WORK ITEM: Copy out each line featuring the string "Street" from the entries beneath.

AVAILABLE DATA:
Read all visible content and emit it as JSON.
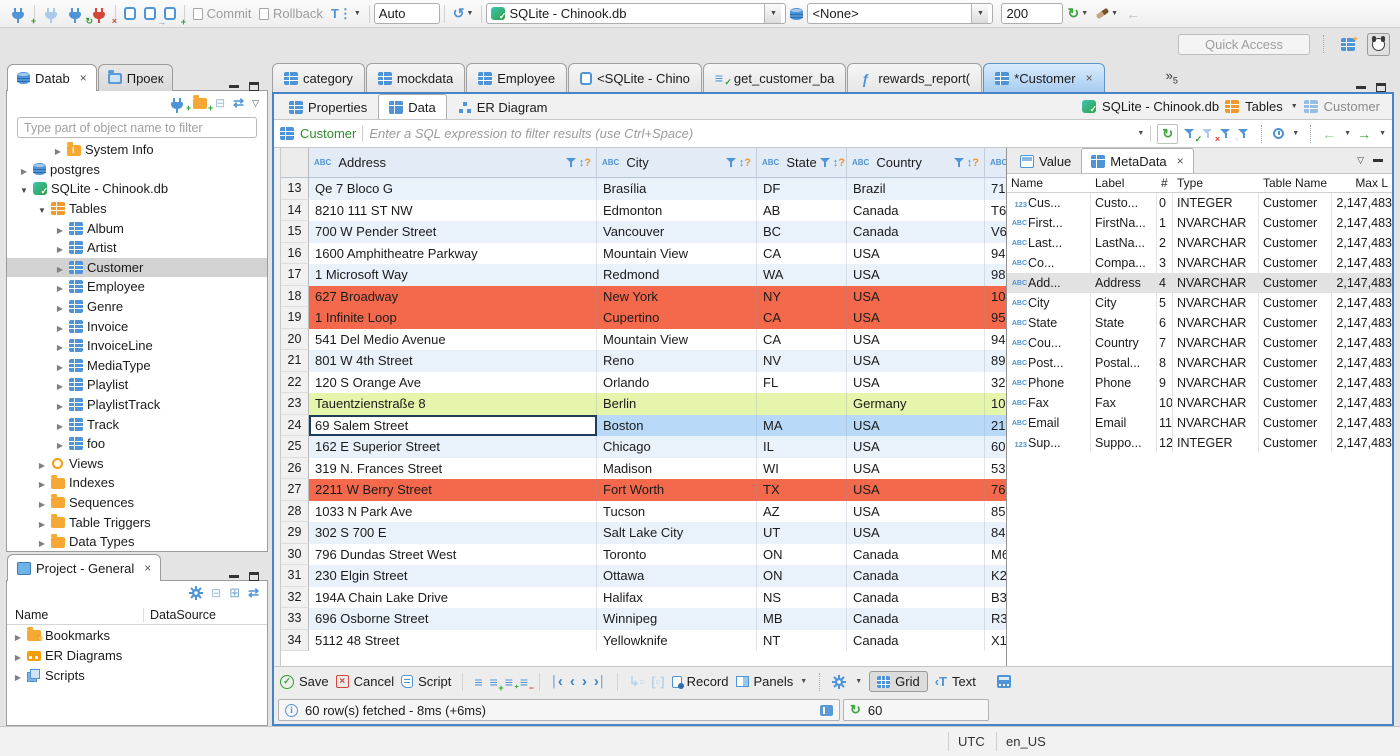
{
  "topbar": {
    "commit_label": "Commit",
    "rollback_label": "Rollback",
    "txn_mode": "Auto",
    "connection": "SQLite - Chinook.db",
    "schema": "<None>",
    "fetch_size": "200",
    "quick_access_placeholder": "Quick Access"
  },
  "nav": {
    "tab_database": "Datab",
    "tab_projects": "Проек",
    "filter_placeholder": "Type part of object name to filter",
    "tree": [
      {
        "label": "System Info",
        "icon": "info-folder-icon",
        "state": "collapsed",
        "indent": 46
      },
      {
        "label": "postgres",
        "icon": "database-icon",
        "state": "collapsed",
        "indent": 12
      },
      {
        "label": "SQLite - Chinook.db",
        "icon": "sqlite-icon",
        "state": "expanded",
        "indent": 12
      },
      {
        "label": "Tables",
        "icon": "tables-folder-icon",
        "state": "expanded",
        "indent": 30
      },
      {
        "label": "Album",
        "icon": "table-icon",
        "state": "collapsed",
        "indent": 48
      },
      {
        "label": "Artist",
        "icon": "table-icon",
        "state": "collapsed",
        "indent": 48
      },
      {
        "label": "Customer",
        "icon": "table-icon",
        "state": "collapsed",
        "indent": 48,
        "selected": true
      },
      {
        "label": "Employee",
        "icon": "table-icon",
        "state": "collapsed",
        "indent": 48
      },
      {
        "label": "Genre",
        "icon": "table-icon",
        "state": "collapsed",
        "indent": 48
      },
      {
        "label": "Invoice",
        "icon": "table-icon",
        "state": "collapsed",
        "indent": 48
      },
      {
        "label": "InvoiceLine",
        "icon": "table-icon",
        "state": "collapsed",
        "indent": 48
      },
      {
        "label": "MediaType",
        "icon": "table-icon",
        "state": "collapsed",
        "indent": 48
      },
      {
        "label": "Playlist",
        "icon": "table-icon",
        "state": "collapsed",
        "indent": 48
      },
      {
        "label": "PlaylistTrack",
        "icon": "table-icon",
        "state": "collapsed",
        "indent": 48
      },
      {
        "label": "Track",
        "icon": "table-icon",
        "state": "collapsed",
        "indent": 48
      },
      {
        "label": "foo",
        "icon": "table-icon",
        "state": "collapsed",
        "indent": 48
      },
      {
        "label": "Views",
        "icon": "views-icon",
        "state": "collapsed",
        "indent": 30
      },
      {
        "label": "Indexes",
        "icon": "folder-icon",
        "state": "collapsed",
        "indent": 30
      },
      {
        "label": "Sequences",
        "icon": "folder-icon",
        "state": "collapsed",
        "indent": 30
      },
      {
        "label": "Table Triggers",
        "icon": "folder-icon",
        "state": "collapsed",
        "indent": 30
      },
      {
        "label": "Data Types",
        "icon": "folder-icon",
        "state": "collapsed",
        "indent": 30
      }
    ]
  },
  "project": {
    "title": "Project - General",
    "col_name": "Name",
    "col_datasource": "DataSource",
    "items": [
      {
        "label": "Bookmarks",
        "icon": "bookmarks-folder-icon",
        "state": "collapsed"
      },
      {
        "label": "ER Diagrams",
        "icon": "er-diagrams-icon",
        "state": "collapsed"
      },
      {
        "label": "Scripts",
        "icon": "scripts-icon",
        "state": "collapsed"
      }
    ]
  },
  "editor_tabs": {
    "tabs": [
      {
        "label": "category",
        "icon": "table-icon"
      },
      {
        "label": "mockdata",
        "icon": "table-icon"
      },
      {
        "label": "Employee",
        "icon": "table-icon"
      },
      {
        "label": "<SQLite - Chino",
        "icon": "sql-console-icon"
      },
      {
        "label": "get_customer_ba",
        "icon": "script-checked-icon"
      },
      {
        "label": "rewards_report(",
        "icon": "function-icon"
      },
      {
        "label": "*Customer",
        "icon": "table-icon",
        "active": true,
        "closable": true
      }
    ],
    "more_count": "5"
  },
  "result_tabs": {
    "properties": "Properties",
    "data": "Data",
    "er": "ER Diagram"
  },
  "breadcrumb": {
    "db": "SQLite - Chinook.db",
    "tables": "Tables",
    "table": "Customer"
  },
  "filter": {
    "table": "Customer",
    "placeholder": "Enter a SQL expression to filter results (use Ctrl+Space)"
  },
  "grid": {
    "columns": [
      "Address",
      "City",
      "State",
      "Country"
    ],
    "rows": [
      {
        "n": "13",
        "address": "Qe 7 Bloco G",
        "city": "Brasília",
        "state": "DF",
        "country": "Brazil",
        "postal": "71",
        "hl": "stripe"
      },
      {
        "n": "14",
        "address": "8210 111 ST NW",
        "city": "Edmonton",
        "state": "AB",
        "country": "Canada",
        "postal": "T6"
      },
      {
        "n": "15",
        "address": "700 W Pender Street",
        "city": "Vancouver",
        "state": "BC",
        "country": "Canada",
        "postal": "V6",
        "hl": "stripe"
      },
      {
        "n": "16",
        "address": "1600 Amphitheatre Parkway",
        "city": "Mountain View",
        "state": "CA",
        "country": "USA",
        "postal": "94"
      },
      {
        "n": "17",
        "address": "1 Microsoft Way",
        "city": "Redmond",
        "state": "WA",
        "country": "USA",
        "postal": "98",
        "hl": "stripe"
      },
      {
        "n": "18",
        "address": "627 Broadway",
        "city": "New York",
        "state": "NY",
        "country": "USA",
        "postal": "10",
        "hl": "red"
      },
      {
        "n": "19",
        "address": "1 Infinite Loop",
        "city": "Cupertino",
        "state": "CA",
        "country": "USA",
        "postal": "95",
        "hl": "red"
      },
      {
        "n": "20",
        "address": "541 Del Medio Avenue",
        "city": "Mountain View",
        "state": "CA",
        "country": "USA",
        "postal": "94"
      },
      {
        "n": "21",
        "address": "801 W 4th Street",
        "city": "Reno",
        "state": "NV",
        "country": "USA",
        "postal": "89",
        "hl": "stripe"
      },
      {
        "n": "22",
        "address": "120 S Orange Ave",
        "city": "Orlando",
        "state": "FL",
        "country": "USA",
        "postal": "32"
      },
      {
        "n": "23",
        "address": "Tauentzienstraße 8",
        "city": "Berlin",
        "state": "",
        "country": "Germany",
        "postal": "10",
        "hl": "green"
      },
      {
        "n": "24",
        "address": "69 Salem Street",
        "city": "Boston",
        "state": "MA",
        "country": "USA",
        "postal": "21",
        "hl": "selected",
        "focused": true
      },
      {
        "n": "25",
        "address": "162 E Superior Street",
        "city": "Chicago",
        "state": "IL",
        "country": "USA",
        "postal": "60",
        "hl": "stripe"
      },
      {
        "n": "26",
        "address": "319 N. Frances Street",
        "city": "Madison",
        "state": "WI",
        "country": "USA",
        "postal": "53"
      },
      {
        "n": "27",
        "address": "2211 W Berry Street",
        "city": "Fort Worth",
        "state": "TX",
        "country": "USA",
        "postal": "76",
        "hl": "red"
      },
      {
        "n": "28",
        "address": "1033 N Park Ave",
        "city": "Tucson",
        "state": "AZ",
        "country": "USA",
        "postal": "85"
      },
      {
        "n": "29",
        "address": "302 S 700 E",
        "city": "Salt Lake City",
        "state": "UT",
        "country": "USA",
        "postal": "84",
        "hl": "stripe"
      },
      {
        "n": "30",
        "address": "796 Dundas Street West",
        "city": "Toronto",
        "state": "ON",
        "country": "Canada",
        "postal": "M6"
      },
      {
        "n": "31",
        "address": "230 Elgin Street",
        "city": "Ottawa",
        "state": "ON",
        "country": "Canada",
        "postal": "K2",
        "hl": "stripe"
      },
      {
        "n": "32",
        "address": "194A Chain Lake Drive",
        "city": "Halifax",
        "state": "NS",
        "country": "Canada",
        "postal": "B3"
      },
      {
        "n": "33",
        "address": "696 Osborne Street",
        "city": "Winnipeg",
        "state": "MB",
        "country": "Canada",
        "postal": "R3",
        "hl": "stripe"
      },
      {
        "n": "34",
        "address": "5112 48 Street",
        "city": "Yellowknife",
        "state": "NT",
        "country": "Canada",
        "postal": "X1"
      }
    ]
  },
  "meta": {
    "tab_value": "Value",
    "tab_metadata": "MetaData",
    "columns": {
      "name": "Name",
      "label": "Label",
      "num": "#",
      "type": "Type",
      "table": "Table Name",
      "max": "Max L"
    },
    "rows": [
      {
        "icon": "numeric-icon",
        "name": "Cus...",
        "label": "Custo...",
        "num": "0",
        "type": "INTEGER",
        "table": "Customer",
        "max": "2,147,483"
      },
      {
        "icon": "string-icon",
        "name": "First...",
        "label": "FirstNa...",
        "num": "1",
        "type": "NVARCHAR",
        "table": "Customer",
        "max": "2,147,483"
      },
      {
        "icon": "string-icon",
        "name": "Last...",
        "label": "LastNa...",
        "num": "2",
        "type": "NVARCHAR",
        "table": "Customer",
        "max": "2,147,483"
      },
      {
        "icon": "string-icon",
        "name": "Co...",
        "label": "Compa...",
        "num": "3",
        "type": "NVARCHAR",
        "table": "Customer",
        "max": "2,147,483"
      },
      {
        "icon": "string-icon",
        "name": "Add...",
        "label": "Address",
        "num": "4",
        "type": "NVARCHAR",
        "table": "Customer",
        "max": "2,147,483",
        "selected": true
      },
      {
        "icon": "string-icon",
        "name": "City",
        "label": "City",
        "num": "5",
        "type": "NVARCHAR",
        "table": "Customer",
        "max": "2,147,483"
      },
      {
        "icon": "string-icon",
        "name": "State",
        "label": "State",
        "num": "6",
        "type": "NVARCHAR",
        "table": "Customer",
        "max": "2,147,483"
      },
      {
        "icon": "string-icon",
        "name": "Cou...",
        "label": "Country",
        "num": "7",
        "type": "NVARCHAR",
        "table": "Customer",
        "max": "2,147,483"
      },
      {
        "icon": "string-icon",
        "name": "Post...",
        "label": "Postal...",
        "num": "8",
        "type": "NVARCHAR",
        "table": "Customer",
        "max": "2,147,483"
      },
      {
        "icon": "string-icon",
        "name": "Phone",
        "label": "Phone",
        "num": "9",
        "type": "NVARCHAR",
        "table": "Customer",
        "max": "2,147,483"
      },
      {
        "icon": "string-icon",
        "name": "Fax",
        "label": "Fax",
        "num": "10",
        "type": "NVARCHAR",
        "table": "Customer",
        "max": "2,147,483"
      },
      {
        "icon": "string-icon",
        "name": "Email",
        "label": "Email",
        "num": "11",
        "type": "NVARCHAR",
        "table": "Customer",
        "max": "2,147,483"
      },
      {
        "icon": "numeric-icon",
        "name": "Sup...",
        "label": "Suppo...",
        "num": "12",
        "type": "INTEGER",
        "table": "Customer",
        "max": "2,147,483"
      }
    ]
  },
  "bottom": {
    "save": "Save",
    "cancel": "Cancel",
    "script": "Script",
    "record": "Record",
    "panels": "Panels",
    "grid": "Grid",
    "text": "Text",
    "status": "60 row(s) fetched - 8ms (+6ms)",
    "refresh_seconds": "60"
  },
  "statusbar": {
    "timezone": "UTC",
    "locale": "en_US"
  }
}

RESULT OF THIS TASK:
        "address": "700 W Pender Street",
        "address": "801 W 4th Street",
        "address": "69 Salem Street",
        "address": "162 E Superior Street",
        "address": "319 N. Frances Street",
        "address": "2211 W Berry Street",
        "address": "796 Dundas Street West",
        "address": "230 Elgin Street",
        "address": "696 Osborne Street",
        "address": "5112 48 Street",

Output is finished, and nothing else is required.